(RECORDED DATA begins)

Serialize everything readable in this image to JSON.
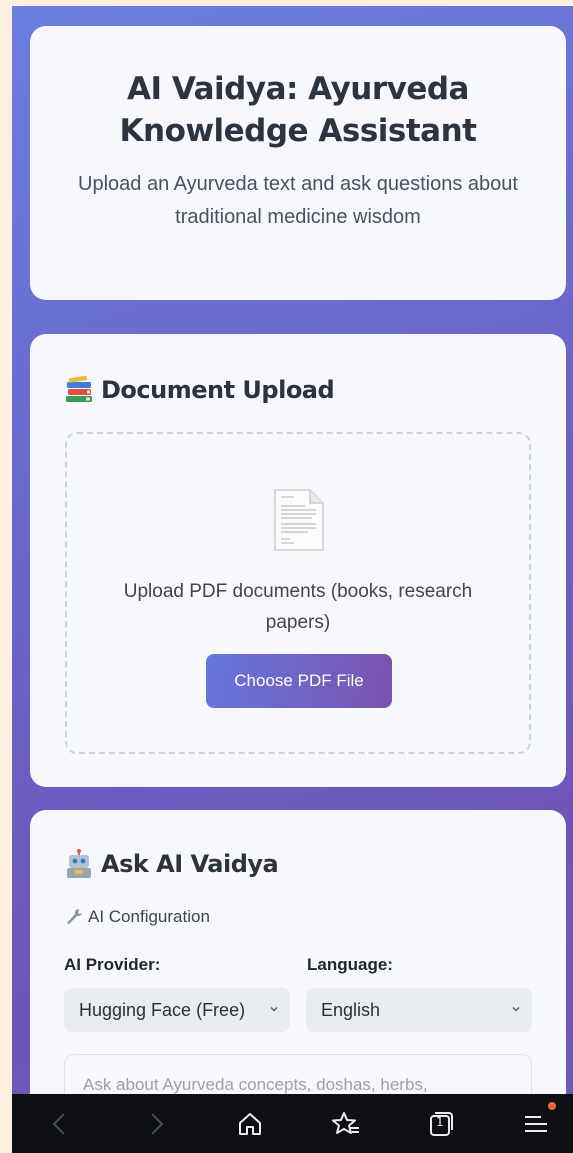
{
  "hero": {
    "title": "AI Vaidya: Ayurveda Knowledge Assistant",
    "subtitle": "Upload an Ayurveda text and ask questions about traditional medicine wisdom"
  },
  "upload": {
    "section_title": "Document Upload",
    "section_icon": "books-icon",
    "hint": "Upload PDF documents (books, research papers)",
    "button_label": "Choose PDF File",
    "dropzone_icon": "document-icon"
  },
  "ask": {
    "section_title": "Ask AI Vaidya",
    "section_icon": "robot-icon",
    "config_label": "AI Configuration",
    "config_icon": "wrench-icon",
    "provider_label": "AI Provider:",
    "provider_value": "Hugging Face (Free)",
    "language_label": "Language:",
    "language_value": "English",
    "question_placeholder": "Ask about Ayurveda concepts, doshas, herbs,"
  },
  "browser_nav": {
    "items": [
      "back-icon",
      "forward-icon",
      "home-icon",
      "bookmark-icon",
      "tabs-icon",
      "menu-icon"
    ],
    "tabs_count": "1"
  },
  "colors": {
    "accent_start": "#6577dc",
    "accent_end": "#7a52b0",
    "background_gradient": "#6a7fe0"
  }
}
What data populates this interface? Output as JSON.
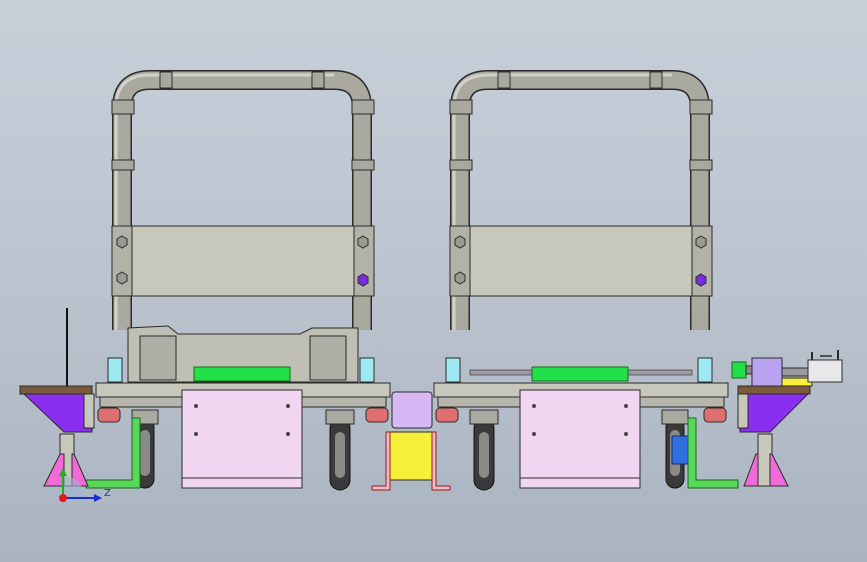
{
  "viewport": {
    "background_top": "#c8d0da",
    "background_bottom": "#aab4c1"
  },
  "triad": {
    "labels": {
      "z": "Z"
    },
    "colors": {
      "x": "#e01919",
      "y": "#19b219",
      "z": "#1a2bd8"
    }
  },
  "colors": {
    "frame_tube": "#a9a9a0",
    "panel": "#c7c7bc",
    "edge": "#2b2b2b",
    "green": "#22e04a",
    "pink_panel": "#f1d6f2",
    "violet": "#8a2ff0",
    "magenta": "#f06ad8",
    "yellow": "#f6f03a",
    "lavender": "#d7b8f4",
    "blue_motor": "#2f6fe0",
    "wood": "#7b5a3a",
    "red_caster": "#e07070",
    "wheel": "#3a3a3a"
  },
  "components": [
    "left-cart-frame",
    "right-cart-frame",
    "left-side-bracket",
    "right-side-bracket",
    "center-yellow-box",
    "center-lavender-box",
    "right-drive-motor"
  ]
}
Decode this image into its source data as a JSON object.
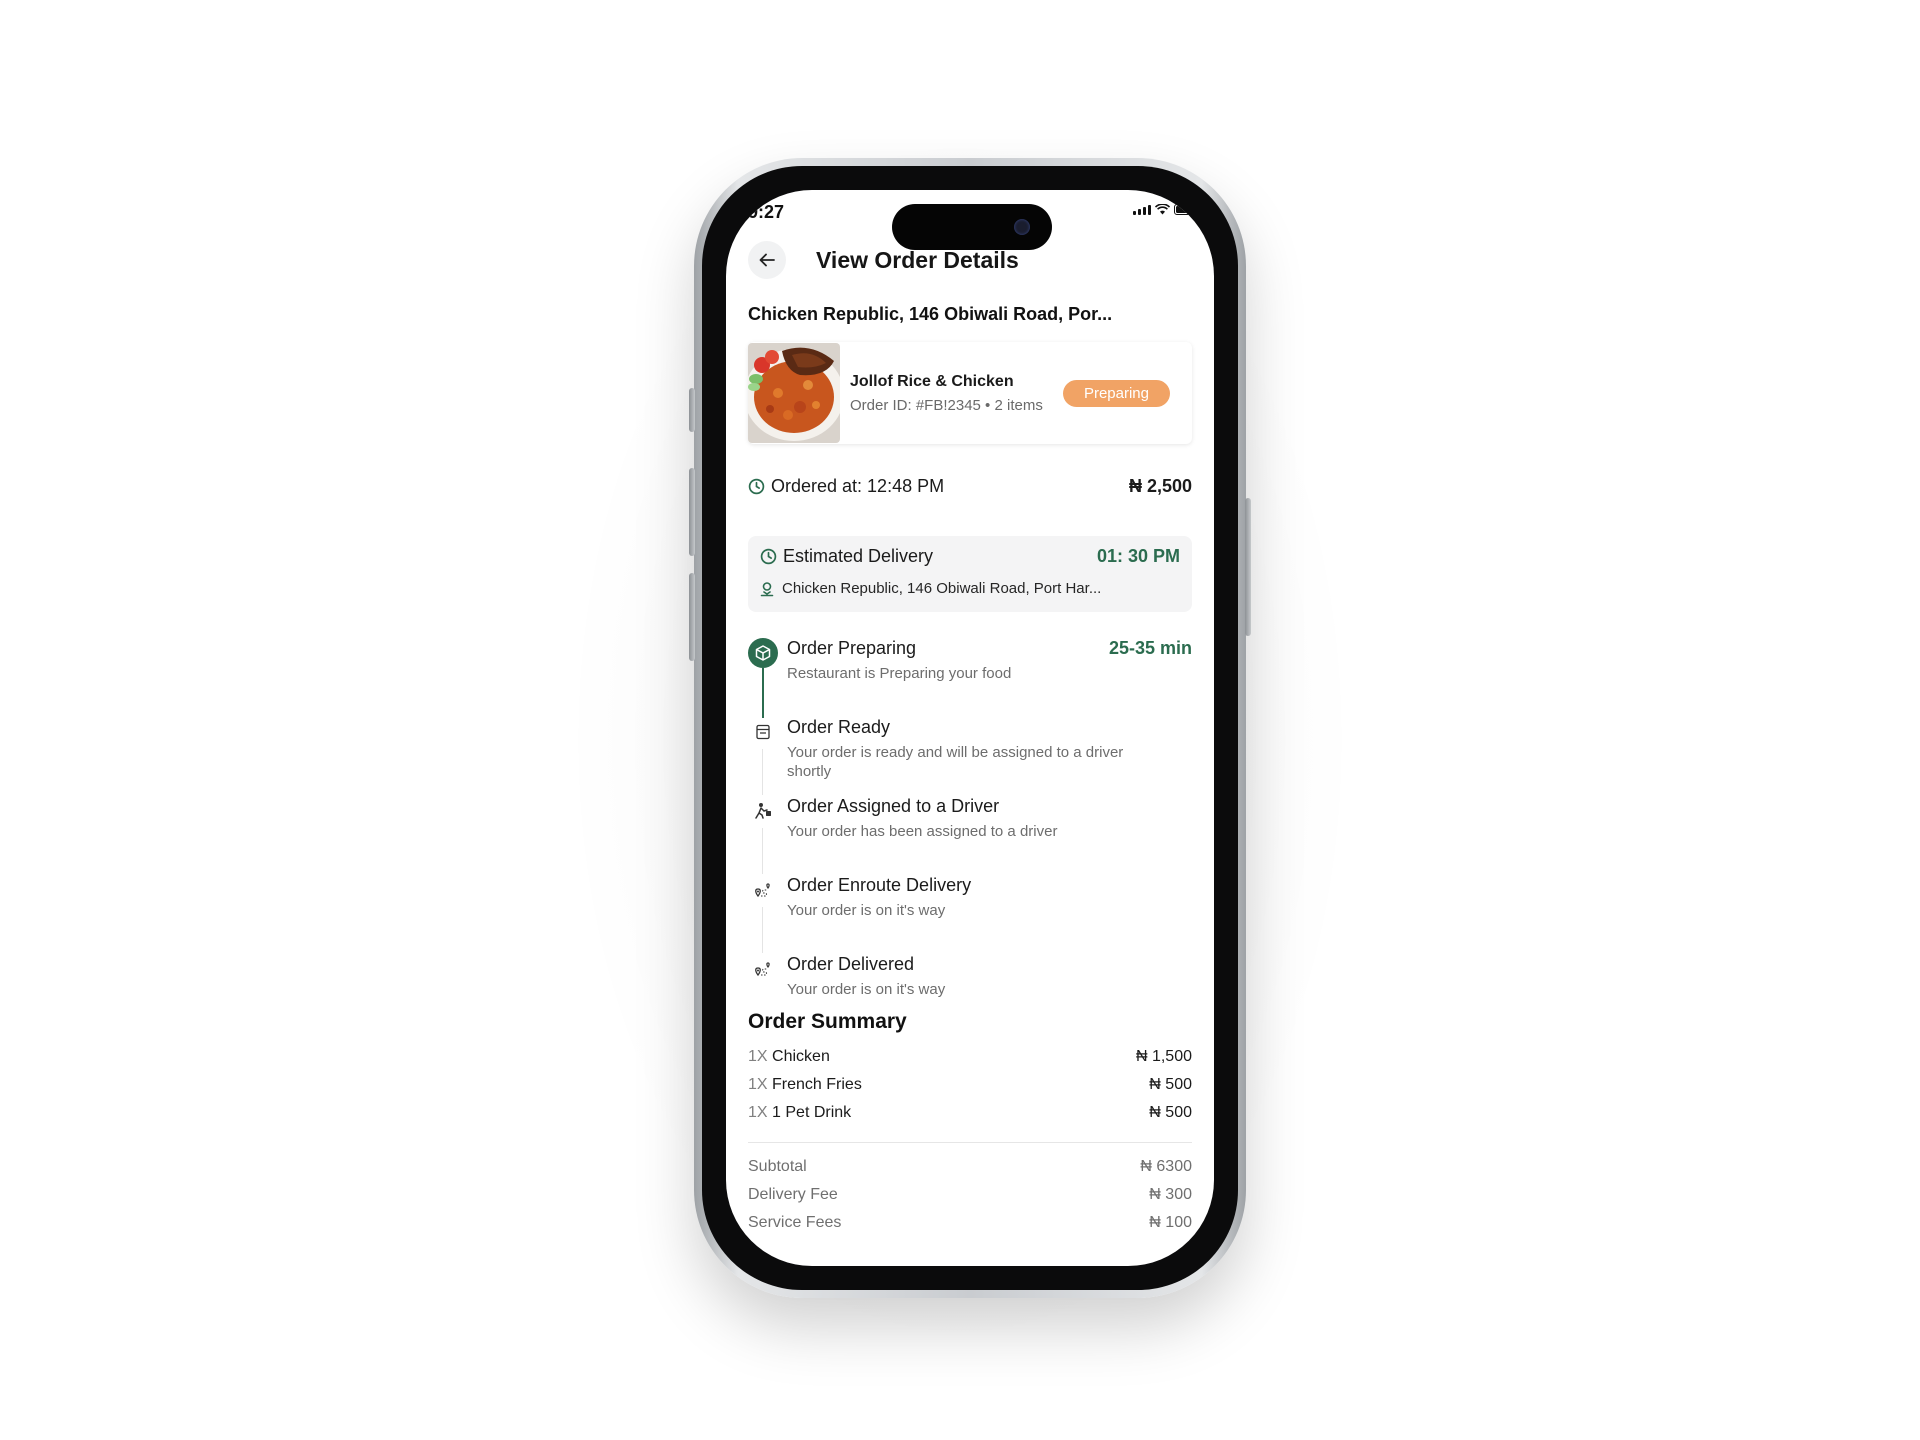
{
  "status_bar": {
    "time": "9:27"
  },
  "header": {
    "title": "View Order Details"
  },
  "restaurant": {
    "address": "Chicken Republic, 146 Obiwali Road, Por..."
  },
  "order_card": {
    "item_name": "Jollof Rice & Chicken",
    "meta": "Order ID: #FB!2345 • 2 items",
    "status": "Preparing",
    "status_color": "#f1a365"
  },
  "ordered": {
    "label": "Ordered at: 12:48 PM",
    "amount": "₦ 2,500"
  },
  "estimated": {
    "label": "Estimated Delivery",
    "time": "01: 30 PM",
    "address": "Chicken Republic, 146 Obiwali Road, Port Har..."
  },
  "timeline": [
    {
      "icon": "package-icon",
      "title": "Order Preparing",
      "desc": "Restaurant is Preparing your food",
      "eta": "25-35 min",
      "active": true
    },
    {
      "icon": "receipt-icon",
      "title": "Order Ready",
      "desc": "Your order is ready and will be assigned to a driver shortly",
      "active": false
    },
    {
      "icon": "driver-icon",
      "title": "Order Assigned to a Driver",
      "desc": "Your order has been assigned to a driver",
      "active": false
    },
    {
      "icon": "route-icon",
      "title": "Order Enroute Delivery",
      "desc": "Your order is on it's way",
      "active": false
    },
    {
      "icon": "route-icon",
      "title": "Order Delivered",
      "desc": "Your order is on it's way",
      "active": false
    }
  ],
  "summary": {
    "title": "Order Summary",
    "items": [
      {
        "qty": "1X",
        "name": "Chicken",
        "price": "₦ 1,500"
      },
      {
        "qty": "1X",
        "name": " French Fries",
        "price": "₦ 500"
      },
      {
        "qty": "1X",
        "name": " 1 Pet Drink",
        "price": "₦ 500"
      }
    ],
    "totals": [
      {
        "label": "Subtotal",
        "value": "₦ 6300"
      },
      {
        "label": "Delivery Fee",
        "value": "₦ 300"
      },
      {
        "label": "Service Fees",
        "value": "₦ 100"
      }
    ]
  },
  "colors": {
    "accent": "#2b6c4f",
    "pill": "#f1a365"
  }
}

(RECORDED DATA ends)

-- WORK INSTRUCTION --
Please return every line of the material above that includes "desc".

-- ANSWER SPACE --
      "desc": "Restaurant is Preparing your food",
      "desc": "Your order is ready and will be assigned to a driver shortly",
      "desc": "Your order has been assigned to a driver",
      "desc": "Your order is on it's way",
      "desc": "Your order is on it's way",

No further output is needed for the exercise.